WHAT NEEDS TO BE DONE
Omit the pictures and reproduce the rest of the listing exactly.
- - -
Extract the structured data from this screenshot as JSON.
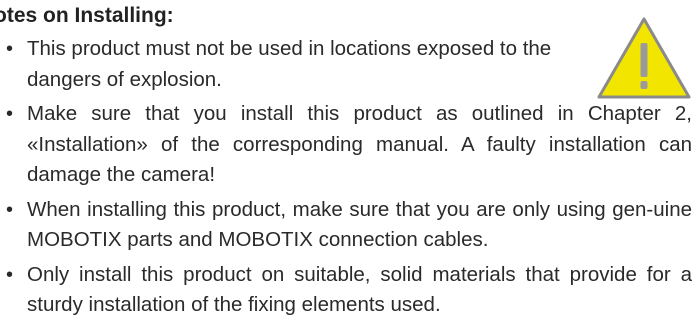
{
  "heading": "otes on Installing:",
  "bullets": [
    {
      "text": "This product must not be used in locations exposed to the dangers of explosion."
    },
    {
      "text": "Make sure that you install this product as outlined in Chapter 2, «Installation» of the corresponding manual. A faulty installation can damage the camera!"
    },
    {
      "text": "When installing this product, make sure that you are only using gen-uine MOBOTIX parts and MOBOTIX connection cables."
    },
    {
      "text": "Only install this product on suitable, solid materials that provide for a sturdy installation of the fixing elements used."
    }
  ],
  "bullet_glyph": "•",
  "warning_icon": {
    "icon": "warning-triangle-icon",
    "fill": "#f2e500",
    "stroke": "#8a8a8a",
    "mark_color": "#9a9a9a"
  }
}
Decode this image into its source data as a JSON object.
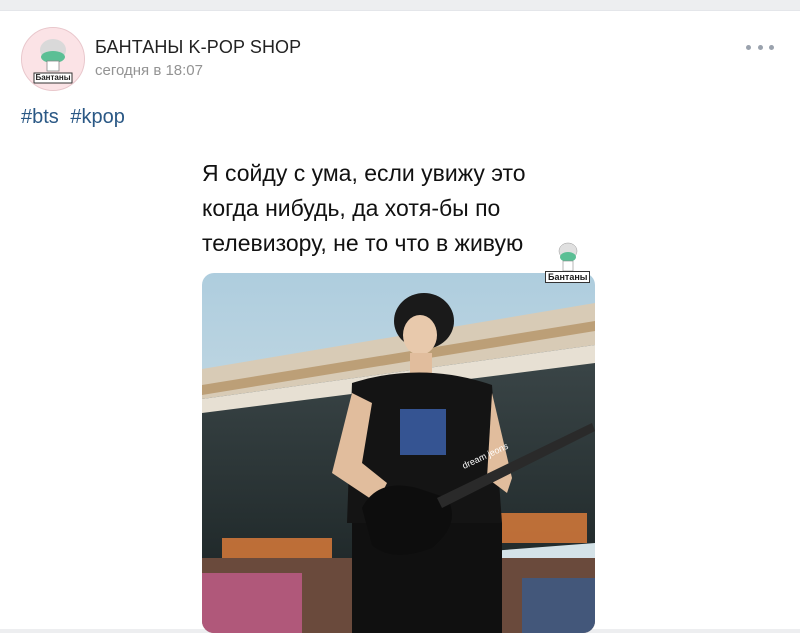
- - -
SOLUTION TO THIS EXERCISE
Extract the structured data from this screenshot as JSON.
{
  "heading": "otes on Installing:",
  "bullets": [
    {
      "text": "This product must not be used in locations exposed to the dangers of explosion."
    },
    {
      "text": "Make sure that you install this product as outlined in Chapter 2, «Installation» of the corresponding manual. A faulty installation can damage the camera!"
    },
    {
      "text": "When installing this product, make sure that you are only using gen-uine MOBOTIX parts and MOBOTIX connection cables."
    },
    {
      "text": "Only install this product on suitable, solid materials that provide for a sturdy installation of the fixing elements used."
    }
  ],
  "bullet_glyph": "•",
  "warning_icon": {
    "icon": "warning-triangle-icon",
    "fill": "#f2e500",
    "stroke": "#8a8a8a",
    "mark_color": "#9a9a9a"
  }
}
Decode this image into its source data as a JSON object.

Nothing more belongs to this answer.